» **Assignment**: Could you find each line of the data below that contains the word "name" and copy those lines?

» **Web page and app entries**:

▽

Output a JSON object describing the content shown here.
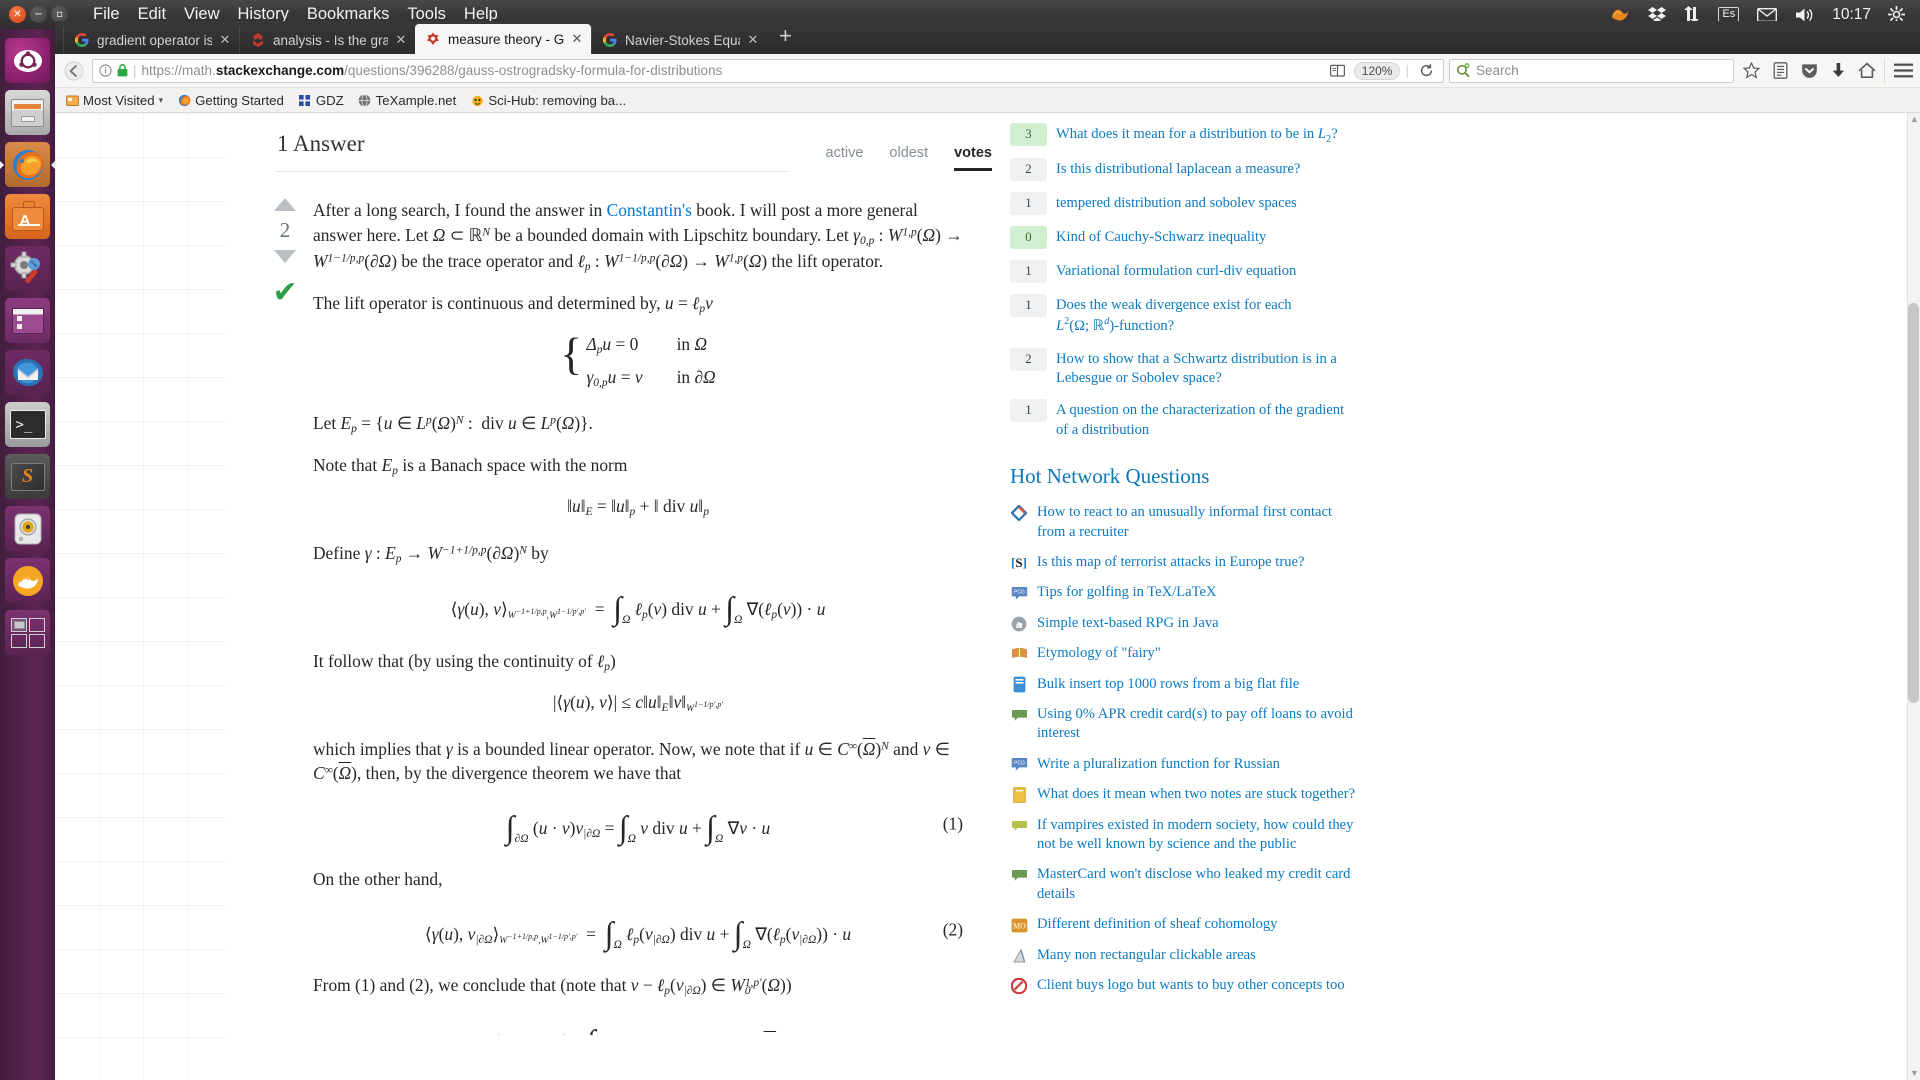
{
  "desktop": {
    "window_controls": [
      "close",
      "minimize",
      "maximize"
    ],
    "menus": [
      "File",
      "Edit",
      "View",
      "History",
      "Bookmarks",
      "Tools",
      "Help"
    ],
    "indicators": {
      "clock": "10:17",
      "keyboard_layout": "Es",
      "items": [
        "ubuntuone-icon",
        "dropbox-icon",
        "network-icon",
        "keyboard-layout-icon",
        "mail-icon",
        "volume-icon",
        "clock",
        "system-gear-icon"
      ]
    },
    "launcher": [
      {
        "name": "ubuntu-dash-icon",
        "label": "Dash home"
      },
      {
        "name": "files-icon",
        "label": "Files"
      },
      {
        "name": "firefox-icon",
        "label": "Firefox Web Browser",
        "active": true
      },
      {
        "name": "software-center-icon",
        "label": "Ubuntu Software Center"
      },
      {
        "name": "system-settings-icon",
        "label": "System Settings"
      },
      {
        "name": "screenshot-icon",
        "label": "Screenshot"
      },
      {
        "name": "thunderbird-icon",
        "label": "Thunderbird Mail"
      },
      {
        "name": "terminal-icon",
        "label": "Terminal"
      },
      {
        "name": "sublime-text-icon",
        "label": "Sublime Text"
      },
      {
        "name": "audacious-icon",
        "label": "Audacious"
      },
      {
        "name": "anaconda-icon",
        "label": "Anaconda Navigator"
      },
      {
        "name": "workspace-switcher-icon",
        "label": "Workspace Switcher"
      }
    ]
  },
  "browser": {
    "tabs": [
      {
        "title": "gradient operator is o",
        "favicon": "google-icon",
        "selected": false
      },
      {
        "title": "analysis - Is the gradie",
        "favicon": "stackexchange-icon",
        "selected": false
      },
      {
        "title": "measure theory - Gaus",
        "favicon": "mathse-icon",
        "selected": true
      },
      {
        "title": "Navier-Stokes Equatio",
        "favicon": "google-icon",
        "selected": false
      }
    ],
    "new_tab_label": "+",
    "url": {
      "scheme": "https://",
      "host_prefix": "math.",
      "host_bold": "stackexchange.com",
      "path": "/questions/396288/gauss-ostrogradsky-formula-for-distributions",
      "full": "https://math.stackexchange.com/questions/396288/gauss-ostrogradsky-formula-for-distributions"
    },
    "zoom_level": "120%",
    "search_placeholder": "Search",
    "toolbar_icons": [
      "back-icon",
      "page-info-icon",
      "lock-icon",
      "reader-mode-icon",
      "reload-icon",
      "search-engine-icon",
      "bookmark-star-icon",
      "reading-list-icon",
      "pocket-icon",
      "downloads-icon",
      "home-icon",
      "menu-icon"
    ],
    "bookmarks": [
      {
        "label": "Most Visited",
        "icon": "most-visited-icon",
        "has_caret": true
      },
      {
        "label": "Getting Started",
        "icon": "firefox-icon",
        "has_caret": false
      },
      {
        "label": "GDZ",
        "icon": "gdz-icon",
        "has_caret": false
      },
      {
        "label": "TeXample.net",
        "icon": "globe-icon",
        "has_caret": false
      },
      {
        "label": "Sci-Hub: removing ba...",
        "icon": "scihub-icon",
        "has_caret": false
      }
    ]
  },
  "answers": {
    "heading": "1 Answer",
    "tabs": [
      {
        "label": "active",
        "selected": false
      },
      {
        "label": "oldest",
        "selected": false
      },
      {
        "label": "votes",
        "selected": true
      }
    ],
    "vote_score": "2",
    "accepted_mark": "✔",
    "paragraphs": {
      "p1_before_link": "After a long search, I found the answer in ",
      "p1_link": "Constantin's",
      "p1_after_link": " book. I will post a more general answer here. Let",
      "p2": "The lift operator is continuous and determined by,",
      "p3_prefix": "Let",
      "p4_prefix": "Note that",
      "p4_suffix": "is a Banach space with the norm",
      "p5_prefix": "Define",
      "p5_suffix": "by",
      "p6": "It follow that (by using the continuity of",
      "p7_a": "which implies that",
      "p7_b": "is a bounded linear operator. Now, we note that if",
      "p7_c": "and",
      "p7_d": "then, by the divergence theorem we have that",
      "p8": "On the other hand,",
      "p9": "From (1) and (2), we conclude that (note that"
    },
    "equation_numbers": {
      "eq1": "(1)",
      "eq2": "(2)"
    }
  },
  "sidebar": {
    "linked": [
      {
        "votes": "3",
        "accepted": true,
        "title": "What does it mean for a distribution to be in L₂?"
      },
      {
        "votes": "2",
        "accepted": false,
        "title": "Is this distributional laplacean a measure?"
      },
      {
        "votes": "1",
        "accepted": false,
        "title": "tempered distribution and sobolev spaces"
      },
      {
        "votes": "0",
        "accepted": true,
        "title": "Kind of Cauchy-Schwarz inequality"
      },
      {
        "votes": "1",
        "accepted": false,
        "title": "Variational formulation curl-div equation"
      },
      {
        "votes": "1",
        "accepted": false,
        "title": "Does the weak divergence exist for each L²(Ω; ℝᵈ)-function?"
      },
      {
        "votes": "2",
        "accepted": false,
        "title": "How to show that a Schwartz distribution is in a Lebesgue or Sobolev space?"
      },
      {
        "votes": "1",
        "accepted": false,
        "title": "A question on the characterization of the gradient of a distribution"
      }
    ],
    "hot_title": "Hot Network Questions",
    "hot": [
      {
        "icon": "workplace-icon",
        "title": "How to react to an unusually informal first contact from a recruiter"
      },
      {
        "icon": "skeptics-icon",
        "title": "Is this map of terrorist attacks in Europe true?"
      },
      {
        "icon": "codegolf-icon",
        "title": "Tips for golfing in TeX/LaTeX"
      },
      {
        "icon": "stackoverflow-icon",
        "title": "Simple text-based RPG in Java"
      },
      {
        "icon": "english-icon",
        "title": "Etymology of \"fairy\""
      },
      {
        "icon": "serverfault-icon",
        "title": "Bulk insert top 1000 rows from a big flat file"
      },
      {
        "icon": "money-icon",
        "title": "Using 0% APR credit card(s) to pay off loans to avoid interest"
      },
      {
        "icon": "codegolf-icon",
        "title": "Write a pluralization function for Russian"
      },
      {
        "icon": "interpersonal-icon",
        "title": "What does it mean when two notes are stuck together?"
      },
      {
        "icon": "worldbuilding-icon",
        "title": "If vampires existed in modern society, how could they not be well known by science and the public"
      },
      {
        "icon": "money-icon",
        "title": "MasterCard won't disclose who leaked my credit card details"
      },
      {
        "icon": "mathoverflow-icon",
        "title": "Different definition of sheaf cohomology"
      },
      {
        "icon": "graphicdesign-icon",
        "title": "Many non rectangular clickable areas"
      },
      {
        "icon": "graphicdesign2-icon",
        "title": "Client buys logo but wants to buy other concepts too"
      }
    ]
  },
  "colors": {
    "link": "#0c7ac1",
    "accepted_green": "#2e9e47",
    "accepted_bg": "#cfefd0",
    "vote_bg": "#eff0f1",
    "launcher_purple": "#572450",
    "panel_dark": "#3b383c"
  }
}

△

» **Task response**:
        "name": "ubuntu-dash-icon",
        "name": "files-icon",
        "name": "firefox-icon",
        "name": "software-center-icon",
        "name": "system-settings-icon",
        "name": "screenshot-icon",
        "name": "thunderbird-icon",
        "name": "terminal-icon",
        "name": "sublime-text-icon",
        "name": "audacious-icon",
        "name": "anaconda-icon",
        "name": "workspace-switcher-icon",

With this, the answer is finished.